may serve, by the way, to let us see how flexible our reason is to all
sorts of images.

A person of great years, name, dignity, and learning boasted to me that
he had been induced to a certain very important change in his faith by a
strange and whimsical incitation, and one otherwise so inadequate, that I
thought it much stronger, taken the contrary way: he called it a miracle,
and so I look upon it, but in a different sense. The Turkish historians
say, that the persuasion those of their nation have imprinted in them of
the fatal and unalterable prescription of their days, manifestly conduces
to the giving them great assurance in dangers. And I know a great prince
who makes very fortunate use of it, whether it be that he really believes
it, or that he makes it his excuse for so wonderfully hazarding himself:
let us hope Fortune may not be too soon weary of her favour to him.

There has not happened in our memory a more admirable effect of
resolution than in those two who conspired the death of the Prince of
Orange.

     [The first of these was Jehan de Jaureguy, who wounded the Prince
     18th March 1582; the second, by whom the Prince was killed 10th July
     1584., was Balthazar Gerard.]

'Tis marvellous how the second who executed it, could ever be persuaded
into an attempt, wherein his companion, who had done his utmost, had had
so ill success; and after the same method, and with the same arms, to go
attack a lord, armed with so recent a late lesson of distrust, powerful
in followers and bodily strength, in his own hall, amidst his guards, and
in a city wholly at his devotion. Assuredly, he employed a very resolute
arm and a courage enflamed with furious passion. A poignard is surer for
striking home; but by reason that more motion and force of hand is
required than with a pistol, the blow is more subject to be put by or
hindered. That this man did not run to a certain death, I make no great
doubt; for the hopes any one could flatter him withal, could not find
place in any sober understanding, and the conduct of his exploit
sufficiently manifests that he had no want of that, no more than of
courage. The motives of so powerful a persuasion may be diverse, for our
fancy does what it will, both with itself and us. The execution that was
done near Orleans—[The murder of the Duke of Guise by Poltrot.]—was
nothing like this; there was in this more of chance than vigour; the
wound was not mortal, if fortune had not made it so, and to attempt to
shoot on horseback, and at a great distance, by one whose body was in
motion from the motion of his horse, was the attempt of a man who had
rather miss his blow than fail of saving himself.

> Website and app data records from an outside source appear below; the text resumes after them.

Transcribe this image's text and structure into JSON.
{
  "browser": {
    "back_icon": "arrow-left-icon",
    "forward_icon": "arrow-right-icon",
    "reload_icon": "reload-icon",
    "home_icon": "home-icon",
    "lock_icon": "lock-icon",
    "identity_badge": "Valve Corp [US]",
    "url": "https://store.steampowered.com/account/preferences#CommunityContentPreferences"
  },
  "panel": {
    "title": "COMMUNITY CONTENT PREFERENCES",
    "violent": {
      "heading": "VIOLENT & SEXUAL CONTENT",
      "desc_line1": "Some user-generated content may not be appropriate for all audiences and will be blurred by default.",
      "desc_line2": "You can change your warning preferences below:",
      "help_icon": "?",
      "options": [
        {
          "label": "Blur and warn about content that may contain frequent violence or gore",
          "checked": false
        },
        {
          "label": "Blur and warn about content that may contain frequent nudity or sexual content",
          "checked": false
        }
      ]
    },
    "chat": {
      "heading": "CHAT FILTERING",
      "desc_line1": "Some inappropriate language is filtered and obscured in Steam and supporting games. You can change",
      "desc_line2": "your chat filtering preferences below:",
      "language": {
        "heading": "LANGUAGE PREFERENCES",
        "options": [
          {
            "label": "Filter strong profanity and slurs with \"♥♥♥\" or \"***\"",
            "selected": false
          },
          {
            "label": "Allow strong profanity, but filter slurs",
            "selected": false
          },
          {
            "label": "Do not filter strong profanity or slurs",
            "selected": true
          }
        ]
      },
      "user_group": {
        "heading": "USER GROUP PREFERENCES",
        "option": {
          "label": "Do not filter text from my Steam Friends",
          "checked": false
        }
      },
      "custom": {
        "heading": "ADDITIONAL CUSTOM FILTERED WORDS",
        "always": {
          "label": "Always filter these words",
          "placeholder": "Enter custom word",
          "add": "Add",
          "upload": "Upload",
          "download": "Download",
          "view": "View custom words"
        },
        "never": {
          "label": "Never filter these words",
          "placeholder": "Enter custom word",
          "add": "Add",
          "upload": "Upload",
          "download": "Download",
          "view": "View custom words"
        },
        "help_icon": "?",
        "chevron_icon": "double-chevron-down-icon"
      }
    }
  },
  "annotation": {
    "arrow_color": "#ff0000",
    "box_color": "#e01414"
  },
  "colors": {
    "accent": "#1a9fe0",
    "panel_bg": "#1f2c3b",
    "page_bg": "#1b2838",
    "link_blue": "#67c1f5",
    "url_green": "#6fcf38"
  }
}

This was apparent from
what followed; for he was so astonished and stupefied with the thought of
so high an execution, that he totally lost his judgment both to find his
way to flight and to govern his tongue. What needed he to have done more
than to fly back to his friends across the river? 'Tis what I have done
in less dangers, and that I think of very little hazard, how broad soever
the river may be, provided your horse have easy going in, and that you
see on the other side easy landing according to the stream. The other,
—[Balthazar Gerard.]—when they pronounced his dreadful sentence,
"I was prepared for this," said he, "beforehand, and I will make you
wonder at my patience."

The Assassins, a nation bordering upon Phoenicia,

     [Or in Egypt, Syria, and Persia. Derivation of 'assassin' is from
     Hassan-ben-Saba, one of their early leaders, and they had an
     existence for some centuries. They are classed among the secret
     societies of the Middle Ages. D.W.]

are reputed amongst the Mohammedans a people of very great devotion and
purity of manners. They hold that the nearest way to gain Paradise is to
kill some one of a contrary religion; which is the reason they have often
been seen, being but one or two, and without armour, to attempt against
powerful enemies, at the price of a certain death and without any
consideration of their own danger. So was our Raymond, Count of Tripoli,
assassinated (which word is derived from their name) in the heart of his
city,—[in 1151]—during our enterprises of the Holy War: and likewise
Conrad, Marquis of Monteferrat, the murderers at their execution bearing
themselves with great pride and glory that they had performed so brave an
exploit.